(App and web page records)
━━━━

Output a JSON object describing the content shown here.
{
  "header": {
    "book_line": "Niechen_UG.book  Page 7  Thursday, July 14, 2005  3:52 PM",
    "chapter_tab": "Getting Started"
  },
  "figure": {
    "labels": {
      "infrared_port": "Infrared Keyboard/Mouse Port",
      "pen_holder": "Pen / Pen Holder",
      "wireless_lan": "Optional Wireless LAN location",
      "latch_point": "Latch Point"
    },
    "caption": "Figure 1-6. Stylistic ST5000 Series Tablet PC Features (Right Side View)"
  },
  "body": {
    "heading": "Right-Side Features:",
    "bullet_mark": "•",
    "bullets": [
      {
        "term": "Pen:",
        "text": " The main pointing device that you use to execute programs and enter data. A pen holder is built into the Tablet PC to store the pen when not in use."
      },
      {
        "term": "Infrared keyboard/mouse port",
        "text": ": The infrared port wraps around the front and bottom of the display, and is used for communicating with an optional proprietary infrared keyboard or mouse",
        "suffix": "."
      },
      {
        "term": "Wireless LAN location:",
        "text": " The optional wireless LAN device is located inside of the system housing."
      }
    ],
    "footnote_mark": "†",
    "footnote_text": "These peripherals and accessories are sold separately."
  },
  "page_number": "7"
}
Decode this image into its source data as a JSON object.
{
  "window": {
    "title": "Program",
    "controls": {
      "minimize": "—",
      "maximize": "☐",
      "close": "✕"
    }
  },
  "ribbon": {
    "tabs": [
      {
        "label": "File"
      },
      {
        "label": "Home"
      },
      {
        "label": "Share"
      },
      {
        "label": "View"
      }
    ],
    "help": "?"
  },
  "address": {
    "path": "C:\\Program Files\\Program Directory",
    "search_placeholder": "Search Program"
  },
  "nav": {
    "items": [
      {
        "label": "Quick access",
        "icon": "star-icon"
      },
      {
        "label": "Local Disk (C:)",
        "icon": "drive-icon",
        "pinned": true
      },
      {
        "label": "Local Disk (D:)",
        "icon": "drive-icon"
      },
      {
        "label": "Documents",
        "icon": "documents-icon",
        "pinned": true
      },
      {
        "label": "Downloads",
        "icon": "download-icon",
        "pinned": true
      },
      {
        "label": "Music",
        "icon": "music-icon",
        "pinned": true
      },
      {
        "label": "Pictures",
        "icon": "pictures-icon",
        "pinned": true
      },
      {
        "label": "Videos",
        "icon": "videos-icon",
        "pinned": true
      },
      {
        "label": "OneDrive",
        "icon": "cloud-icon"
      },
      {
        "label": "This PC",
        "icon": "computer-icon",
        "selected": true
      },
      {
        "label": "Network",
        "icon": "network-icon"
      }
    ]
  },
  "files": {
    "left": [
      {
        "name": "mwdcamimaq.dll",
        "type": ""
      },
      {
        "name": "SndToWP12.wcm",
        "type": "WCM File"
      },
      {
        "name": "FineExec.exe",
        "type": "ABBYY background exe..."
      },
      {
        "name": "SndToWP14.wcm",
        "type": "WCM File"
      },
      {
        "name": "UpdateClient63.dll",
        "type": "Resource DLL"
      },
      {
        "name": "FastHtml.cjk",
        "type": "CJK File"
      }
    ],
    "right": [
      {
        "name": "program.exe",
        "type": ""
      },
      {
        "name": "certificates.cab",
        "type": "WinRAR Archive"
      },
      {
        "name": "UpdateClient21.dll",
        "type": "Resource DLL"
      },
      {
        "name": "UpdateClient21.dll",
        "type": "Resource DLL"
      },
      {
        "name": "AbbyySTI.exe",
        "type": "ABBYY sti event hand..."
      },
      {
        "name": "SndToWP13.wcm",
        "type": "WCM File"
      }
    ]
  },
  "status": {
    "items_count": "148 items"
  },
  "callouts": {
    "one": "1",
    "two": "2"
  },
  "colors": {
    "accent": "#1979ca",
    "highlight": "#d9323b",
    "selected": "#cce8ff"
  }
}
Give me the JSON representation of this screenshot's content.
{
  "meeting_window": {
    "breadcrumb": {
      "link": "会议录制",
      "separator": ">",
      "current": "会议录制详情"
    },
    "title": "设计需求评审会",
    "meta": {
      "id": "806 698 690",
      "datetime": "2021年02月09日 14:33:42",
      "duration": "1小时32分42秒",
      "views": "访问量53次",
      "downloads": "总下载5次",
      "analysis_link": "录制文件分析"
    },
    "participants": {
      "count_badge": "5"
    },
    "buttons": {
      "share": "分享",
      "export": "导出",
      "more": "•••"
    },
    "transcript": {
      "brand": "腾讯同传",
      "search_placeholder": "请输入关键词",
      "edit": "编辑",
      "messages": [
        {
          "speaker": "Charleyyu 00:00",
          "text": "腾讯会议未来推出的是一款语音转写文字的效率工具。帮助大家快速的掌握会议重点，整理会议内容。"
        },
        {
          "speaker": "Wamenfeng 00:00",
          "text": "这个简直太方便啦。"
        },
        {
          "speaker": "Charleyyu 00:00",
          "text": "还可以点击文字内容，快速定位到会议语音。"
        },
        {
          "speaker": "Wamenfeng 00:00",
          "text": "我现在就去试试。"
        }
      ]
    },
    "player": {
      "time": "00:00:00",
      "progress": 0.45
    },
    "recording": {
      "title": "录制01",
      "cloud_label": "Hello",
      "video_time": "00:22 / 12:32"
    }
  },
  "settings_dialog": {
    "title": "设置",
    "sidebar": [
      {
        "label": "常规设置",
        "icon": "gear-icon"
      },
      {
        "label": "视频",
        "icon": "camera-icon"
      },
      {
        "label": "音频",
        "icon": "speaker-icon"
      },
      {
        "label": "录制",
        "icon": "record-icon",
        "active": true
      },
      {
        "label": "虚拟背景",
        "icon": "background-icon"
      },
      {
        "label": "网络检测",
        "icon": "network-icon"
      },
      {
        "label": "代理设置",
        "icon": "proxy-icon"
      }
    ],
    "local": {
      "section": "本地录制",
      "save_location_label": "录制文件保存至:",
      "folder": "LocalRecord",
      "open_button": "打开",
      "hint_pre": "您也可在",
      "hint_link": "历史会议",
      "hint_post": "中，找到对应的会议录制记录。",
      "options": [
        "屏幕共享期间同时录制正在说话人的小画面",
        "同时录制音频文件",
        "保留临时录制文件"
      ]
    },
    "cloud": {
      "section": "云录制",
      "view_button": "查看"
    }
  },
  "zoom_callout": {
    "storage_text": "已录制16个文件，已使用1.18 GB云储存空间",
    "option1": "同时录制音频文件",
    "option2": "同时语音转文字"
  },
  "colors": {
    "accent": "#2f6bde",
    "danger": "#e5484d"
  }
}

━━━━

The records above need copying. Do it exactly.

◆ TASK RESULT ◆
Output a JSON object describing the content shown here.
{
  "header": {
    "book_line": "Niechen_UG.book  Page 7  Thursday, July 14, 2005  3:52 PM",
    "chapter_tab": "Getting Started"
  },
  "figure": {
    "labels": {
      "infrared_port": "Infrared Keyboard/Mouse Port",
      "pen_holder": "Pen / Pen Holder",
      "wireless_lan": "Optional Wireless LAN location",
      "latch_point": "Latch Point"
    },
    "caption": "Figure 1-6. Stylistic ST5000 Series Tablet PC Features (Right Side View)"
  },
  "body": {
    "heading": "Right-Side Features:",
    "bullet_mark": "•",
    "bullets": [
      {
        "term": "Pen:",
        "text": " The main pointing device that you use to execute programs and enter data. A pen holder is built into the Tablet PC to store the pen when not in use."
      },
      {
        "term": "Infrared keyboard/mouse port",
        "text": ": The infrared port wraps around the front and bottom of the display, and is used for communicating with an optional proprietary infrared keyboard or mouse",
        "suffix": "."
      },
      {
        "term": "Wireless LAN location:",
        "text": " The optional wireless LAN device is located inside of the system housing."
      }
    ],
    "footnote_mark": "†",
    "footnote_text": "These peripherals and accessories are sold separately."
  },
  "page_number": "7"
}
Decode this image into its source data as a JSON object.
{
  "window": {
    "title": "Program",
    "controls": {
      "minimize": "—",
      "maximize": "☐",
      "close": "✕"
    }
  },
  "ribbon": {
    "tabs": [
      {
        "label": "File"
      },
      {
        "label": "Home"
      },
      {
        "label": "Share"
      },
      {
        "label": "View"
      }
    ],
    "help": "?"
  },
  "address": {
    "path": "C:\\Program Files\\Program Directory",
    "search_placeholder": "Search Program"
  },
  "nav": {
    "items": [
      {
        "label": "Quick access",
        "icon": "star-icon"
      },
      {
        "label": "Local Disk (C:)",
        "icon": "drive-icon",
        "pinned": true
      },
      {
        "label": "Local Disk (D:)",
        "icon": "drive-icon"
      },
      {
        "label": "Documents",
        "icon": "documents-icon",
        "pinned": true
      },
      {
        "label": "Downloads",
        "icon": "download-icon",
        "pinned": true
      },
      {
        "label": "Music",
        "icon": "music-icon",
        "pinned": true
      },
      {
        "label": "Pictures",
        "icon": "pictures-icon",
        "pinned": true
      },
      {
        "label": "Videos",
        "icon": "videos-icon",
        "pinned": true
      },
      {
        "label": "OneDrive",
        "icon": "cloud-icon"
      },
      {
        "label": "This PC",
        "icon": "computer-icon",
        "selected": true
      },
      {
        "label": "Network",
        "icon": "network-icon"
      }
    ]
  },
  "files": {
    "left": [
      {
        "name": "mwdcamimaq.dll",
        "type": ""
      },
      {
        "name": "SndToWP12.wcm",
        "type": "WCM File"
      },
      {
        "name": "FineExec.exe",
        "type": "ABBYY background exe..."
      },
      {
        "name": "SndToWP14.wcm",
        "type": "WCM File"
      },
      {
        "name": "UpdateClient63.dll",
        "type": "Resource DLL"
      },
      {
        "name": "FastHtml.cjk",
        "type": "CJK File"
      }
    ],
    "right": [
      {
        "name": "program.exe",
        "type": ""
      },
      {
        "name": "certificates.cab",
        "type": "WinRAR Archive"
      },
      {
        "name": "UpdateClient21.dll",
        "type": "Resource DLL"
      },
      {
        "name": "UpdateClient21.dll",
        "type": "Resource DLL"
      },
      {
        "name": "AbbyySTI.exe",
        "type": "ABBYY sti event hand..."
      },
      {
        "name": "SndToWP13.wcm",
        "type": "WCM File"
      }
    ]
  },
  "status": {
    "items_count": "148 items"
  },
  "callouts": {
    "one": "1",
    "two": "2"
  },
  "colors": {
    "accent": "#1979ca",
    "highlight": "#d9323b",
    "selected": "#cce8ff"
  }
}
Give me the JSON representation of this screenshot's content.
{
  "meeting_window": {
    "breadcrumb": {
      "link": "会议录制",
      "separator": ">",
      "current": "会议录制详情"
    },
    "title": "设计需求评审会",
    "meta": {
      "id": "806 698 690",
      "datetime": "2021年02月09日 14:33:42",
      "duration": "1小时32分42秒",
      "views": "访问量53次",
      "downloads": "总下载5次",
      "analysis_link": "录制文件分析"
    },
    "participants": {
      "count_badge": "5"
    },
    "buttons": {
      "share": "分享",
      "export": "导出",
      "more": "•••"
    },
    "transcript": {
      "brand": "腾讯同传",
      "search_placeholder": "请输入关键词",
      "edit": "编辑",
      "messages": [
        {
          "speaker": "Charleyyu 00:00",
          "text": "腾讯会议未来推出的是一款语音转写文字的效率工具。帮助大家快速的掌握会议重点，整理会议内容。"
        },
        {
          "speaker": "Wamenfeng 00:00",
          "text": "这个简直太方便啦。"
        },
        {
          "speaker": "Charleyyu 00:00",
          "text": "还可以点击文字内容，快速定位到会议语音。"
        },
        {
          "speaker": "Wamenfeng 00:00",
          "text": "我现在就去试试。"
        }
      ]
    },
    "player": {
      "time": "00:00:00",
      "progress": 0.45
    },
    "recording": {
      "title": "录制01",
      "cloud_label": "Hello",
      "video_time": "00:22 / 12:32"
    }
  },
  "settings_dialog": {
    "title": "设置",
    "sidebar": [
      {
        "label": "常规设置",
        "icon": "gear-icon"
      },
      {
        "label": "视频",
        "icon": "camera-icon"
      },
      {
        "label": "音频",
        "icon": "speaker-icon"
      },
      {
        "label": "录制",
        "icon": "record-icon",
        "active": true
      },
      {
        "label": "虚拟背景",
        "icon": "background-icon"
      },
      {
        "label": "网络检测",
        "icon": "network-icon"
      },
      {
        "label": "代理设置",
        "icon": "proxy-icon"
      }
    ],
    "local": {
      "section": "本地录制",
      "save_location_label": "录制文件保存至:",
      "folder": "LocalRecord",
      "open_button": "打开",
      "hint_pre": "您也可在",
      "hint_link": "历史会议",
      "hint_post": "中，找到对应的会议录制记录。",
      "options": [
        "屏幕共享期间同时录制正在说话人的小画面",
        "同时录制音频文件",
        "保留临时录制文件"
      ]
    },
    "cloud": {
      "section": "云录制",
      "view_button": "查看"
    }
  },
  "zoom_callout": {
    "storage_text": "已录制16个文件，已使用1.18 GB云储存空间",
    "option1": "同时录制音频文件",
    "option2": "同时语音转文字"
  },
  "colors": {
    "accent": "#2f6bde",
    "danger": "#e5484d"
  }
}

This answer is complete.